MEARS: Have you seen an increase in the number of people who collect uniform patches? Are they mostly sport specific (baseball, football etc…) or patches in general?
Murf Denny: There has been a definite upswing in patch collecting as collectors from around the US have access to their own teams’ games via cable and satellite TV and can closely follow their local teams as well as all the others in the league. Also many people who buy patches may not be active patch collectors but rather collectors of memorabilia of their own favorite team. Also eBay has brought patches to the forefront with their visibility 24/7.
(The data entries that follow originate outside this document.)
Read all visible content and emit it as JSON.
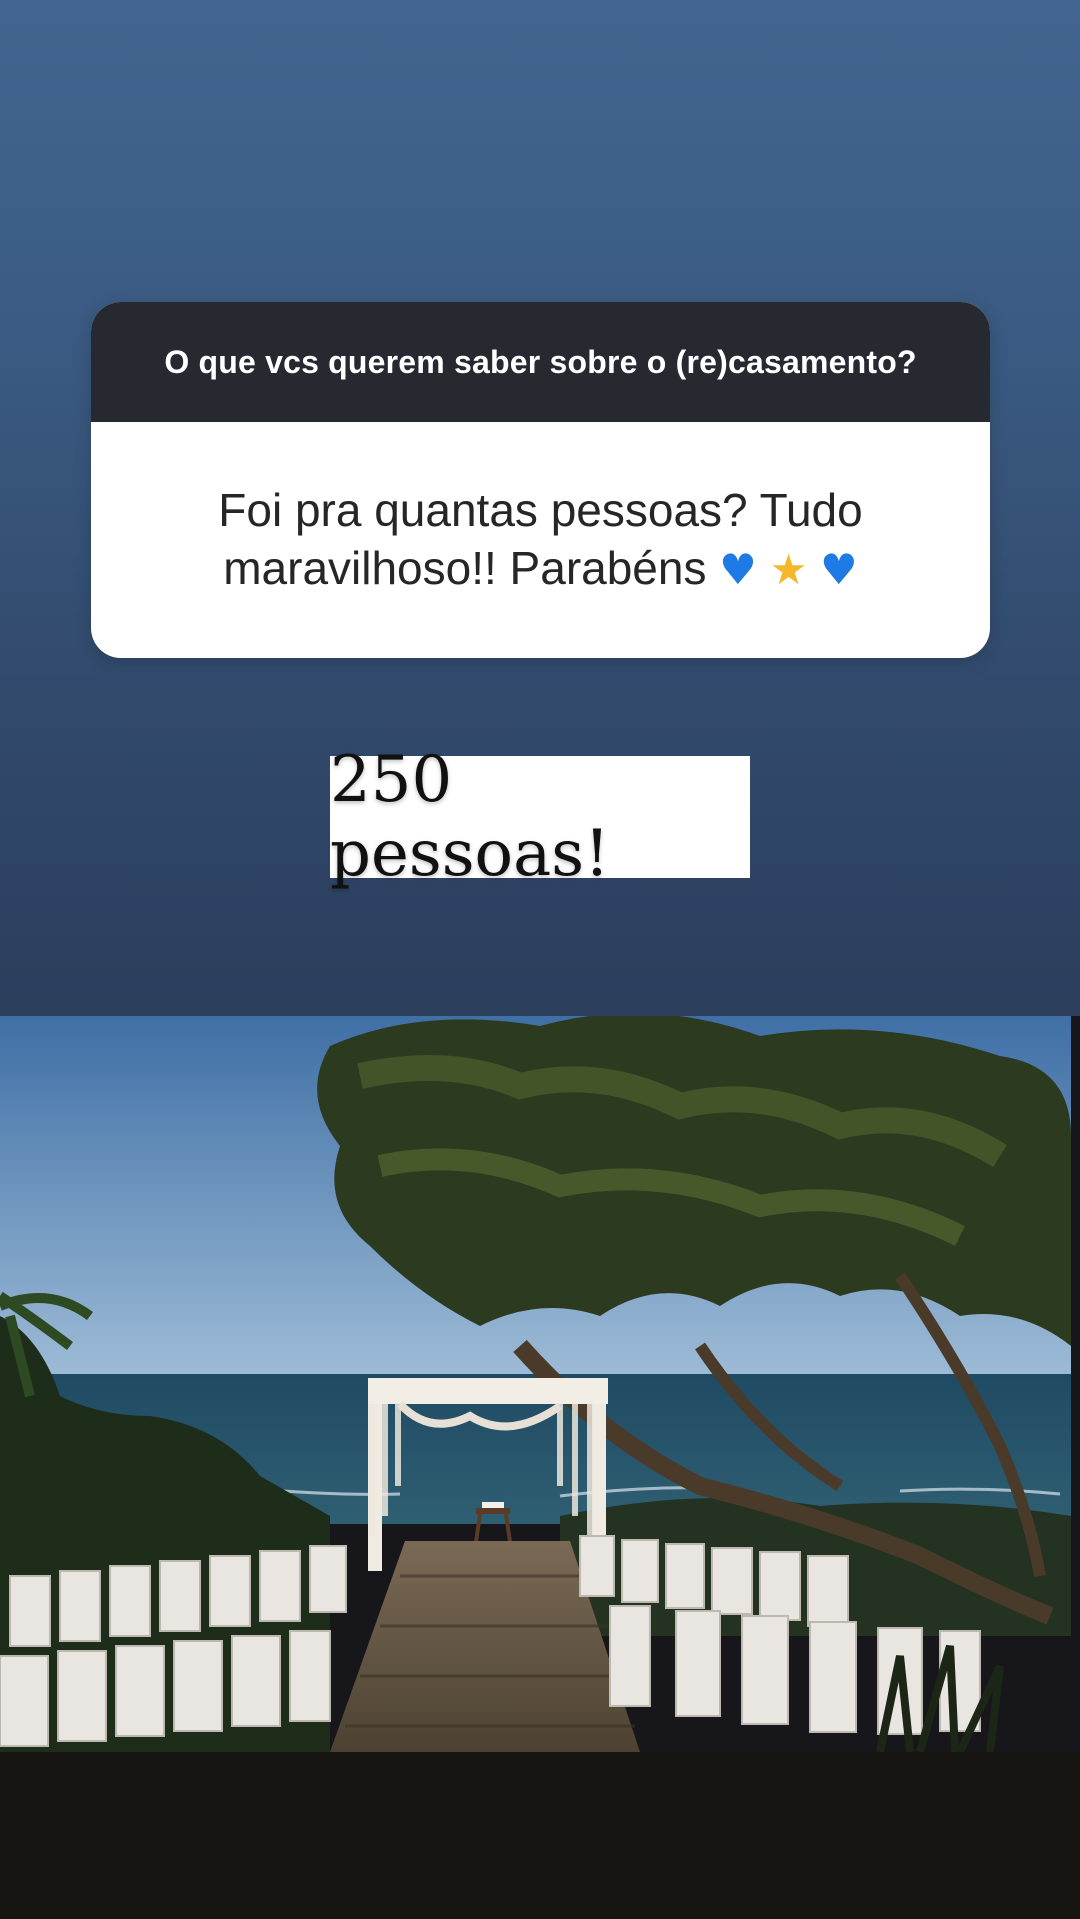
{
  "story": {
    "question": {
      "header": "O que vcs querem saber sobre o (re)casamento?",
      "response_text": "Foi pra quantas pessoas? Tudo maravilhoso!! Parabéns",
      "emojis": [
        {
          "name": "blue-heart-icon",
          "glyph": "♥"
        },
        {
          "name": "glowing-star-icon",
          "glyph": "★"
        },
        {
          "name": "blue-heart-icon",
          "glyph": "♥"
        }
      ]
    },
    "answer": "250 pessoas!",
    "photo": {
      "subject": "wedding-ceremony-seaside"
    },
    "colors": {
      "bg_top": "#42658f",
      "bg_bottom": "#2b3e5c",
      "card_header": "#262a30",
      "heart": "#1e7be6",
      "star": "#f5b82a"
    }
  }
}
MEARS: If someone out there was looking to begin “patch collecting”, what advice would you offer them?
Murf Denny: My only suggestion is enjoy them. The prices can vary from extremely low to very high. When a patch first comes available the prices are usually much higher than when the patch stabilizes. As an example Super Bowl patches around game time are about two to three times the price as what they will be in a couple of months. Be patient. Values can still be found.

MEARS: Are there any reproduction patches that you have found are more likely than others to be passed off as originals? What should folks be on the look out for?
Murf Denny: Lots of reproduced patches are around and will continue to be around. They do have a place in the collecting market. Many patches from older years and memorial patches continue to be hard to locate and as game used jerseys surface many of the harder to find patches have been removed and need to be replaced. If the price is much lower than what is the norm they are possibly reproduced patches.
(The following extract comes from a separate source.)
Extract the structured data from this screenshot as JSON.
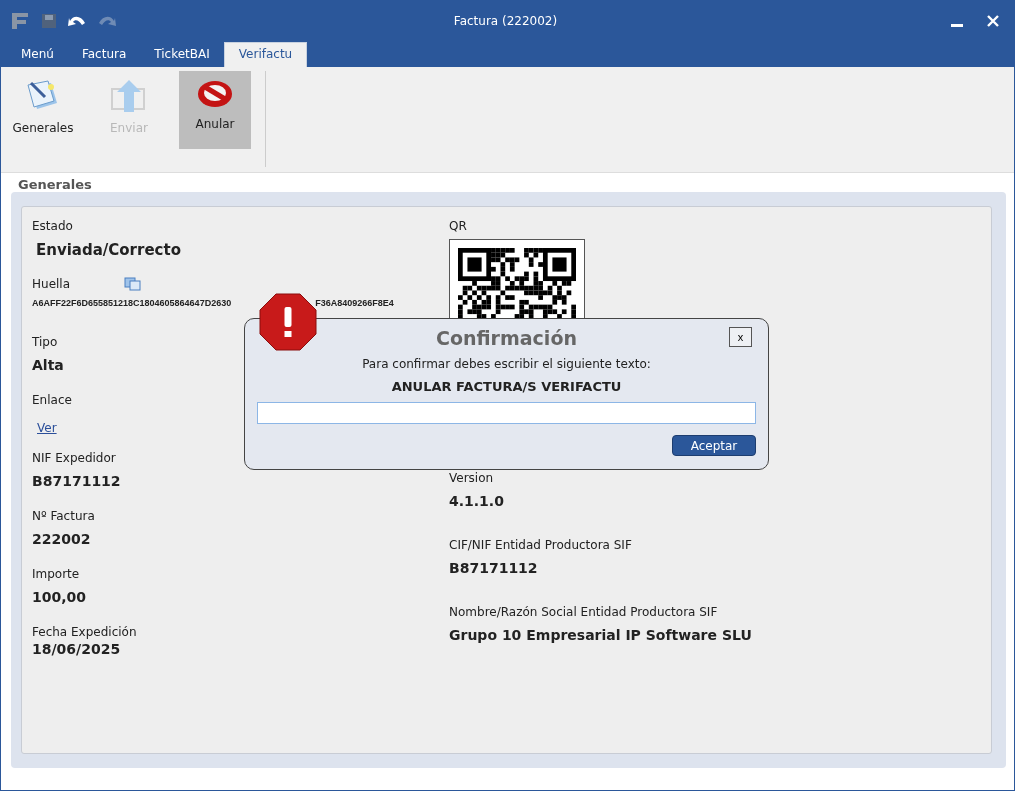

MEARS: A few years back I was looking to buy a 1951 Cincinnati Reds road flannel of a common player that featured the National League 75th Anniversary Patch. When I asked about the price of the jersey I was told $900 without the patch and $1800 with the patch. Do you know of any other patches that seem to command a price above the jersey itself?
Murf Denny: Many old patches continue to bring high prices. Those patches that were discarded over the years are still in demand. A company that produces reproduction patches (Willabee and Ward) has kept prices down of the very old patches. Several Memorial patches bring very high prices. The most recent example was the Walter Payton patch and I did sell one of them on a consignment basis for $800. It has been widely reported that only enough were produced for the jerseys and very, very few were available off of the jerseys. A small amount of them were sewn on black memorial bands and made available to only some club officials. Other than memorial patches the other patches can be found – at times – from much more reasonable price.

MEARS: What are the favorites in your own collection and why?
Murf Denny: All are my favorites and especially the Memorial patches. The Memorial patches represent “someone’s life” and not a date in a sports calendar and the stories behind the Memorial patches are very inspiring.

To highlight some of the points Murf made about patch availability consider these results from E-Bay Searches. (For these I did not include item description box in the search. Should you choose to, I am sure the number of items and “sleepers” will increase substantially):

Willabee Ward Patch: 391 Items Found. A number include full offerings of patches by sport including the binders.

Vintage Baseball Patch: 51 Items Found. Including what appears to be a nice Chicago White Sox jersey sleeve patch.

Baseball World Series Patch: 31 Items Found

NFL Super Bowl Patch: 148 Items Found. For a complete listing of when these where actually worn in the Super Bowl, refer back to my article of 1/26/2006.

NHL Hockey Patch: 204 Items Found.

NBA Basketball Patch: 168 Items Found.

I would also invite you to look through the patches Murf has on his web site as well.

This link will take you to his patch inventory:


One of the things I know you will enjoy about this is that Murf has started adding links to photos of these offerings as well.

I hope all this has created some level of interest for you on patches. Next week I will expound on this topic and show you how to make use of these attractive offerings within the context of imagery analysis. Until then, “The Patches Are Cool, Dad.”